== TASK DATA ==
-------
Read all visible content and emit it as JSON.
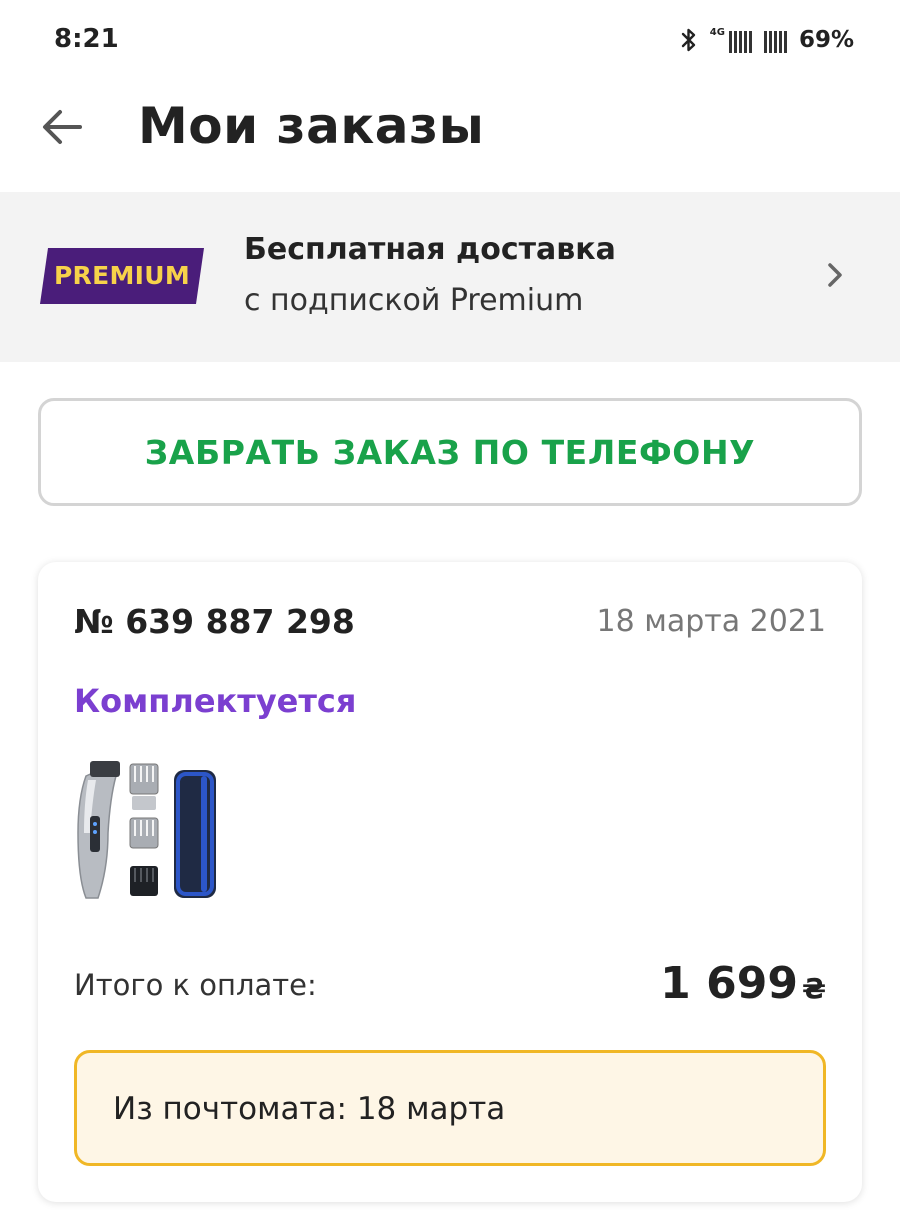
{
  "status_bar": {
    "time": "8:21",
    "network": "4G",
    "battery": "69%",
    "icons": [
      "bluetooth-icon",
      "signal-icon"
    ]
  },
  "header": {
    "title": "Мои заказы",
    "back_icon": "arrow-left-icon"
  },
  "premium_banner": {
    "badge": "PREMIUM",
    "title": "Бесплатная доставка",
    "subtitle": "с подпиской Premium",
    "chevron_icon": "chevron-right-icon",
    "badge_color": "#4a1d7a",
    "badge_text_color": "#f7d24a"
  },
  "pickup_button": {
    "label": "ЗАБРАТЬ ЗАКАЗ ПО ТЕЛЕФОНУ",
    "color": "#19a24a"
  },
  "order": {
    "number": "№ 639 887 298",
    "date": "18 марта 2021",
    "status": "Комплектуется",
    "status_color": "#7b3fd0",
    "product_image": "hair-clipper-kit-image",
    "total_label": "Итого к оплате:",
    "total_amount": "1 699",
    "currency": "₴",
    "pickup_info": "Из почтомата: 18 марта",
    "pickup_info_border_color": "#f0b726",
    "pickup_info_bg_color": "#fef6e6"
  }
}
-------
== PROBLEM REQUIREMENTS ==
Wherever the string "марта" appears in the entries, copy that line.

== EXERCISE SOLUTION ==
    "date": "18 марта 2021",
    "pickup_info": "Из почтомата: 18 марта",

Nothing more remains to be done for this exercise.